There are a couple of important components within every home that measure energy consumption, and/or allow you to power your light-switches and electrical components: the Electricity Meter, and the Breaker Box. If you know how these work then you’re ahead of the game, but for a quick refresher on Electric Meters or how to read them, please check out the following link, as well as the photos below: https://energyeducation.ca/encyclopedia/Electric_meter .
Now that you know what it is, let’s take a look at how to read an Electric Meter (check out the link above for guidance, but I’ve pasted the main steps below):
- Start at the far right dial. Record the digit that the dial is on, or if it is between two digits record the smaller of the two.
- Now read the dial to its left, again recording the smaller of the two if it is between two digits.
- Continue until the far left dial is recorded, then read the recorded number normally.”
This is the same process your energy company rep will take in reading your meter, so it’s a good practice to compare your readings to what you’re seeing on your monthly bill from time to time, just to make sure you’re on the same page about the amount of energy you’re consuming.
Sometimes your electric meter will look differently in the one featured above. No worries there! It may be that your meter is newer, or older, or simply a different model all together. Take a look at the following link to learn a little more about these electric meters, how to read them, and how to determine whether or not an upgraded might be needed in your home: https://www.citizensutilityboard.org/five-things-need-know-new-electric-meter/.
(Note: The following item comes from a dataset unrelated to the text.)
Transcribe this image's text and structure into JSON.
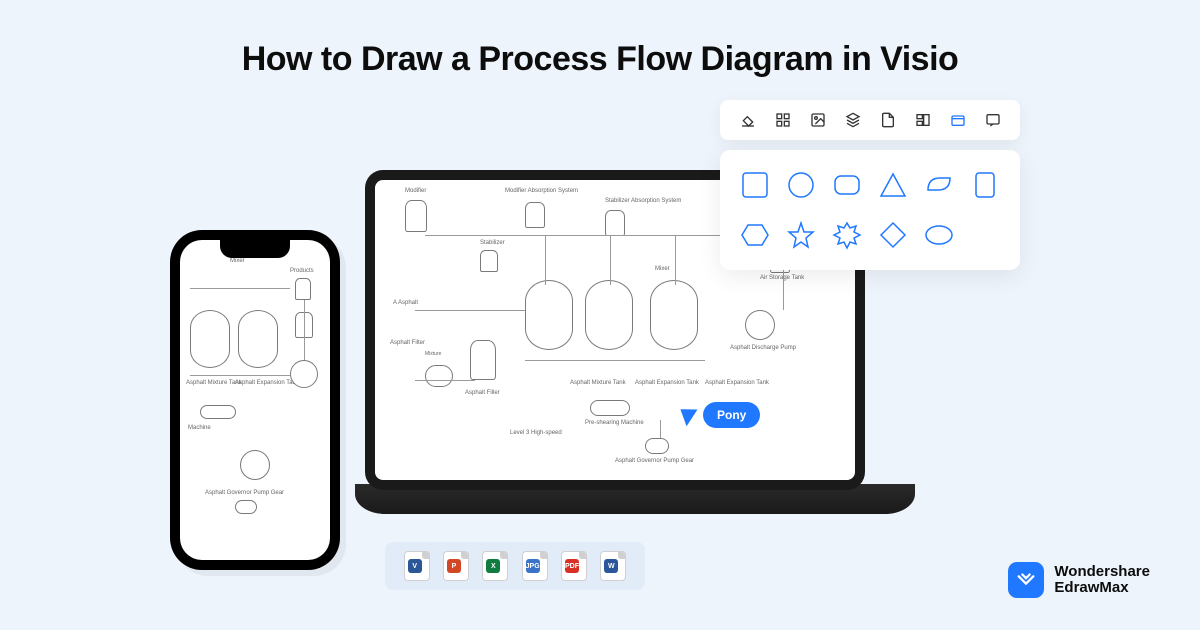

We will build on this foundational knowledge to discuss Smart Meters, Net Meters, and Data Monitoring in subsequent Blog posts this week– you won’t want to miss out!